Regardless of the causes, it can be difficult to differentiate when you simply need a vacation versus when you need a whole new job.

We've outlined some of the warning signs you may experience when you are no longer happy at your company and need to move on.

1. You're too good at your job

You can no longer improve your work performance. You've mastered your position -- completing tasks at a record fast pace and with little to no error. You no longer feel challenged. Tasks that once inspired you now leave you feeling bored. You've also stopped learning, and your superiors have stopped teaching. You're no longer excited about the work you are doing.

2. You see no opportunities for promotions

You've worked your way as far up as your position will allow you to. Maybe you've been promoted several times, or maybe you have yet to be promoted at all. But there is no further promotion in line for you to set as a goal and work to achieve. With no way to be rewarded for hard work and improvement, this eliminates your drive and further derails your focus.

3. You're on autopilot

You spend your workday doing the same tasks without actually thinking about what you are doing. You are so familiar with the work that needs to be done that it no longer requires any real brainpower or creative thinking. You feel as though you are simply working to get through the day.

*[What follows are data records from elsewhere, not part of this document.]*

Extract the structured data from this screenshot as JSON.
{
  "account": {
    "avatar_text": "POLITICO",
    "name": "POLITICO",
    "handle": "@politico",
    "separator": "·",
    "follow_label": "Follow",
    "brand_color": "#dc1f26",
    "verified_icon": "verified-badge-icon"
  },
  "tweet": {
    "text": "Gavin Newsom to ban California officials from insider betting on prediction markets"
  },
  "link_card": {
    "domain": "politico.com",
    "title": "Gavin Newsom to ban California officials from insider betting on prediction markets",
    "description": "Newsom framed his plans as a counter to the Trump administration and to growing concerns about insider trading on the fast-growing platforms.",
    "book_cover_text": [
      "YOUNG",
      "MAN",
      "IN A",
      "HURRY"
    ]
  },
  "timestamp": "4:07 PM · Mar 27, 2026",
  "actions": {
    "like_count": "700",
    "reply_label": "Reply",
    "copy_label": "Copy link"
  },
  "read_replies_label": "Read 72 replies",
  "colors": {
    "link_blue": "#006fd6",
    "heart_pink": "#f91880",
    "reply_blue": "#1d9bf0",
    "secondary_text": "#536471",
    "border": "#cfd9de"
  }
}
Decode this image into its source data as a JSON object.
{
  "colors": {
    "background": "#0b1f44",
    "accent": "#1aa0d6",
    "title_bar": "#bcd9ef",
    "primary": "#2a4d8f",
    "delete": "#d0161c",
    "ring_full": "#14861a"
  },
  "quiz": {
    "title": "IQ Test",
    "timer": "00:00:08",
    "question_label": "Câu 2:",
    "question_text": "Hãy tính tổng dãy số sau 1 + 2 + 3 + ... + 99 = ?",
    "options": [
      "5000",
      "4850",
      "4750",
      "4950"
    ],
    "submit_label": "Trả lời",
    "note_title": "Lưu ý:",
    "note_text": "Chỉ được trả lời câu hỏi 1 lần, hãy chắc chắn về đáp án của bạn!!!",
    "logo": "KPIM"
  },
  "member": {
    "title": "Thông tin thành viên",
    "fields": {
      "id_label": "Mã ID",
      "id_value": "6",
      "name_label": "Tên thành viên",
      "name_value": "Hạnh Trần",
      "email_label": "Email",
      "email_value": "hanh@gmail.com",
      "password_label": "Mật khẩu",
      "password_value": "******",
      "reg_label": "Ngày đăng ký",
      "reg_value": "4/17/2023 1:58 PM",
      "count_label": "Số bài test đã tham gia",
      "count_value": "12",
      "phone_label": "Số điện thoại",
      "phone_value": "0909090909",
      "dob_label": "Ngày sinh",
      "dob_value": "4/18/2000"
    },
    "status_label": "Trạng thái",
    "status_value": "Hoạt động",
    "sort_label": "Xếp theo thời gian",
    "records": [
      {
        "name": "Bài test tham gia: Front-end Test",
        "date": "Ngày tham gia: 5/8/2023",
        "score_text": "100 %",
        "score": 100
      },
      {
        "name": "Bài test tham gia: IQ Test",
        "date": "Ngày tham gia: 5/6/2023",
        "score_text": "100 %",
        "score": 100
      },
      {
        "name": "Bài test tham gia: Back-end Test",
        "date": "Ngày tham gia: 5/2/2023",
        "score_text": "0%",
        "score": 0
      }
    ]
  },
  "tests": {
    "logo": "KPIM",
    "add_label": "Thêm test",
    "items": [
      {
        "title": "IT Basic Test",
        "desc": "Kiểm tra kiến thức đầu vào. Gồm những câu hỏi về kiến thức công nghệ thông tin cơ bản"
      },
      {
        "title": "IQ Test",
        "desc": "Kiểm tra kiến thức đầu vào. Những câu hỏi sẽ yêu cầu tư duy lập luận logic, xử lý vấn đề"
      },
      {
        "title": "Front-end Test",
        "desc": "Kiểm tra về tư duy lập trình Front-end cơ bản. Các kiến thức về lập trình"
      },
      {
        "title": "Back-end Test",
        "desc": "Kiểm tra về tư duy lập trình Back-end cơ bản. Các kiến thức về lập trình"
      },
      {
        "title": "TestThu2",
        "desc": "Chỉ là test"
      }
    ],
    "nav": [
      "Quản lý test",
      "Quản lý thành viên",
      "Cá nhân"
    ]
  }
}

4. Just thinking about your job makes you miserable

If you go to bed dreading heading to work the following day and wake up feeling even worse, it is probably time for a change in your career. While no one should expect to be fully happy at work all day every day, you should spend more time enjoying your job than you do hating it. If you are dedicating at least 40 hours each week to this position, you shouldn't spend that entire time being miserable.

5. Your health declines

Experiencing extreme unhappiness and stress can lead to both physical and mental health issues. You may experience extreme fatigue, moodiness, lack of hunger, or even stomach pains from simply being unhappy and feeling unfulfilled. 

6. The money isn't enough

While you should not choose a career simply based on income, it can and should still be an influencing factor in your decision. If you've negotiated your pay to no avail, and you feel your position is not paying you the amount you deserve based on your hard work, effort, and influence on the company, you may consider leaving. You deserve to feel and know that your work is being honored in the right way and that you are an asset to the company.

7. Your passion lies elsewhere

If you are looking into your future, and your perfectly crafted career goal does not include your current company, your current field, or your current position, it may be time to leave. As we age and grow as people, our interests and our passions change. If the topics you care about now differ from the topics you care about when you first took this position, that is okay. It's understandable and normal for you to change your career path as you follow your career goals and your ultimate passions in life.